(Beginning of Data records)

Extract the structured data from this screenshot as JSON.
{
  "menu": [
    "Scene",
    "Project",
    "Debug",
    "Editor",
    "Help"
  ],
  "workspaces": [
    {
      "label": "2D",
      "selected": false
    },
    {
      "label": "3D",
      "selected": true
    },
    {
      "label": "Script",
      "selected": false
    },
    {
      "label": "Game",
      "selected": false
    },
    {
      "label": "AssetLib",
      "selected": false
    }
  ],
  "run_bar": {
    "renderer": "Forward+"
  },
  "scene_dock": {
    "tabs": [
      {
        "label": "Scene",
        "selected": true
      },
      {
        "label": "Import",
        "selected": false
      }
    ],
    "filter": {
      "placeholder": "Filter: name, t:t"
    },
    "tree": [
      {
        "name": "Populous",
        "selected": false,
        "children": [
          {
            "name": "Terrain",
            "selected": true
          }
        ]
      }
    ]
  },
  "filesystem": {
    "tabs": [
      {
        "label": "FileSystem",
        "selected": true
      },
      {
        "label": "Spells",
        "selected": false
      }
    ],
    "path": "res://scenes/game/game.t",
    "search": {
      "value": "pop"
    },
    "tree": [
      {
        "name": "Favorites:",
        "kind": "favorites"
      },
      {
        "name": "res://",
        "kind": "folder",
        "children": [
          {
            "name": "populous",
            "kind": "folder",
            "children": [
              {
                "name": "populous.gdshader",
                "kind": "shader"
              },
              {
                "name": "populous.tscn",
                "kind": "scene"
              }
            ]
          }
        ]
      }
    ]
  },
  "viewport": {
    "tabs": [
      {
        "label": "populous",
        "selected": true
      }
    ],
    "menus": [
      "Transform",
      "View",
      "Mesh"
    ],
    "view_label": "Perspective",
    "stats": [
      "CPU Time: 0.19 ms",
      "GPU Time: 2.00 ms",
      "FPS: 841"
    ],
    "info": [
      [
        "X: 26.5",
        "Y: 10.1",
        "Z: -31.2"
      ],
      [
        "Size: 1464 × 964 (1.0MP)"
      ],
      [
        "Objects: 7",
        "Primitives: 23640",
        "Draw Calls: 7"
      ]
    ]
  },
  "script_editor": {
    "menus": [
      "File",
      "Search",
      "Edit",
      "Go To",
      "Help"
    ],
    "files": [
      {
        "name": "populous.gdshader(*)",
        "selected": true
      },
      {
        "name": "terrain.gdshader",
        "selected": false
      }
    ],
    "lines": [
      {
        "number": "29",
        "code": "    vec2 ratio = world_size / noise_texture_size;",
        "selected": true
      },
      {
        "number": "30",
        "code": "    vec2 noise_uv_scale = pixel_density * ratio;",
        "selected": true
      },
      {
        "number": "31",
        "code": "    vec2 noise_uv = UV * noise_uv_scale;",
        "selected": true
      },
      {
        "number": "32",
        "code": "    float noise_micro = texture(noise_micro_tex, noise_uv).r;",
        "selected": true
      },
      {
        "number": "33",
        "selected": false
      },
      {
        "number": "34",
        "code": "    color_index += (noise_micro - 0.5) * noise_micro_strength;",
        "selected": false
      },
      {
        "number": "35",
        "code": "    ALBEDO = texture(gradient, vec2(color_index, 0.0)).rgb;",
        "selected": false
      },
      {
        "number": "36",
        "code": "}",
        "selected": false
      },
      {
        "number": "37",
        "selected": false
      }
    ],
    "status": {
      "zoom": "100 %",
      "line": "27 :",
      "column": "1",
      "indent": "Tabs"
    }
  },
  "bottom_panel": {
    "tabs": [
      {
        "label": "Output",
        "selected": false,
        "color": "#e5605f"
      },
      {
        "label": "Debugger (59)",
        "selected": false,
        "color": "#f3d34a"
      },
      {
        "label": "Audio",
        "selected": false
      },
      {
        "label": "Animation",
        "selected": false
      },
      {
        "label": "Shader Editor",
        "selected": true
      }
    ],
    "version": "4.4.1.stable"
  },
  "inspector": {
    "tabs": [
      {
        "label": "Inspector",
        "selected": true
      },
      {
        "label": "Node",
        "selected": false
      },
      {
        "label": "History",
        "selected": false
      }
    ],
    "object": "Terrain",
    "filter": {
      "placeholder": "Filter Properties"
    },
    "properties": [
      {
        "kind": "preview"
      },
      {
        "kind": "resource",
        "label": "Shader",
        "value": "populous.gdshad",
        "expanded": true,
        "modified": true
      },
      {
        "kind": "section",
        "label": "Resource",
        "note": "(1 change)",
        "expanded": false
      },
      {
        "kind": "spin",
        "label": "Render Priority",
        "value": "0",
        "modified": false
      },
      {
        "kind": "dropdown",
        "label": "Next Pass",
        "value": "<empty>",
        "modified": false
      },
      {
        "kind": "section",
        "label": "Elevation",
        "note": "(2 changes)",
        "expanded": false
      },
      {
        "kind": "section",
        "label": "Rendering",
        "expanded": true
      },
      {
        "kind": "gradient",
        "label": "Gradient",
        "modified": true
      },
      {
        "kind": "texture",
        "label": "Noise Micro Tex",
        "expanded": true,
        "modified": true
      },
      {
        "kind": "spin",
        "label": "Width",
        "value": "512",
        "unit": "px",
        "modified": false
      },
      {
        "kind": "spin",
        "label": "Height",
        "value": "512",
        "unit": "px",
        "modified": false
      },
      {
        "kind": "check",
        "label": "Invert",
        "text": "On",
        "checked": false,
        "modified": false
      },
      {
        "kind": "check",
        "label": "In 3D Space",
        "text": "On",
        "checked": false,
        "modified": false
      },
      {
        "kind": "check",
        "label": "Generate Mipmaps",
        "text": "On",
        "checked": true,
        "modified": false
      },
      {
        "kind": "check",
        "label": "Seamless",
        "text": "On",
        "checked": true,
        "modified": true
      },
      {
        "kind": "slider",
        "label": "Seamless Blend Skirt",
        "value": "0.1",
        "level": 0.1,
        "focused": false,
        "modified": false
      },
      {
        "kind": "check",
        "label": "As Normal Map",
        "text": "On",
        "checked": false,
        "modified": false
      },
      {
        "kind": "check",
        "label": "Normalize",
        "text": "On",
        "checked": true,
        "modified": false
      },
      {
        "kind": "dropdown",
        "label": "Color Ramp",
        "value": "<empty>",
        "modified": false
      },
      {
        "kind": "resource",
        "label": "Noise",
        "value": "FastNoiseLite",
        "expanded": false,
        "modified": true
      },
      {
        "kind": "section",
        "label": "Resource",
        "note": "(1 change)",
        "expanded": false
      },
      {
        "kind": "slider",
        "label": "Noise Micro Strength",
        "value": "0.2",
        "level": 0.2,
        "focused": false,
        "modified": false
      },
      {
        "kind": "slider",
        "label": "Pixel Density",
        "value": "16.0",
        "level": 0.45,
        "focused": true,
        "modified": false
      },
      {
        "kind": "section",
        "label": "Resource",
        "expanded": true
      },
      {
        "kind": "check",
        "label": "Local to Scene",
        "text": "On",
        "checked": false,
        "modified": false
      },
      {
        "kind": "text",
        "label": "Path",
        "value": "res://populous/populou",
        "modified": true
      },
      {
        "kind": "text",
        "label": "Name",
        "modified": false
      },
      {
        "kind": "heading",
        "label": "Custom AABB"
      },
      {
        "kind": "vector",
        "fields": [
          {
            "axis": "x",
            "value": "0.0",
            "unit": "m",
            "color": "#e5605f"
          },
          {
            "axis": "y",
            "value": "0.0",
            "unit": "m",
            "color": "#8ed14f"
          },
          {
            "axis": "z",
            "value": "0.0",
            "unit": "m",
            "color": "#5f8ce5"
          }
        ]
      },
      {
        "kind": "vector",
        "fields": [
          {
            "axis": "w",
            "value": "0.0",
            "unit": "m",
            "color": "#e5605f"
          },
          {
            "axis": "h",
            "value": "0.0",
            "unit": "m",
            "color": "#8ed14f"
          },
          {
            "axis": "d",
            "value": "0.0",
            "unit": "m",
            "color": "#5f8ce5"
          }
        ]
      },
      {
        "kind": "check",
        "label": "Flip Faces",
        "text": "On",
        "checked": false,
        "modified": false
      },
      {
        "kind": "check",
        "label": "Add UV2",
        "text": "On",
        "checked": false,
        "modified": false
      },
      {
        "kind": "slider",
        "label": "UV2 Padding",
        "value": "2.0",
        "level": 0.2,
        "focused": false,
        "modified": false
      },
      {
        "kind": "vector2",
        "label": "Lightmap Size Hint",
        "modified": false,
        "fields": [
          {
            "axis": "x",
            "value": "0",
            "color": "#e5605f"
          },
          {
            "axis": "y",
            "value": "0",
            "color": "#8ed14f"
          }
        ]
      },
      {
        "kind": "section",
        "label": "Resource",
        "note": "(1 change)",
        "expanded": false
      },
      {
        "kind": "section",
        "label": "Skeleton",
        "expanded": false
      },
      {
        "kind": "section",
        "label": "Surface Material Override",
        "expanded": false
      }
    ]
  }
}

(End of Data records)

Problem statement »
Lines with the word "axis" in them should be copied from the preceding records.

Solution to this problem »
            "axis": "x",
            "axis": "y",
            "axis": "z",
            "axis": "w",
            "axis": "h",
            "axis": "d",
            "axis": "x",
            "axis": "y",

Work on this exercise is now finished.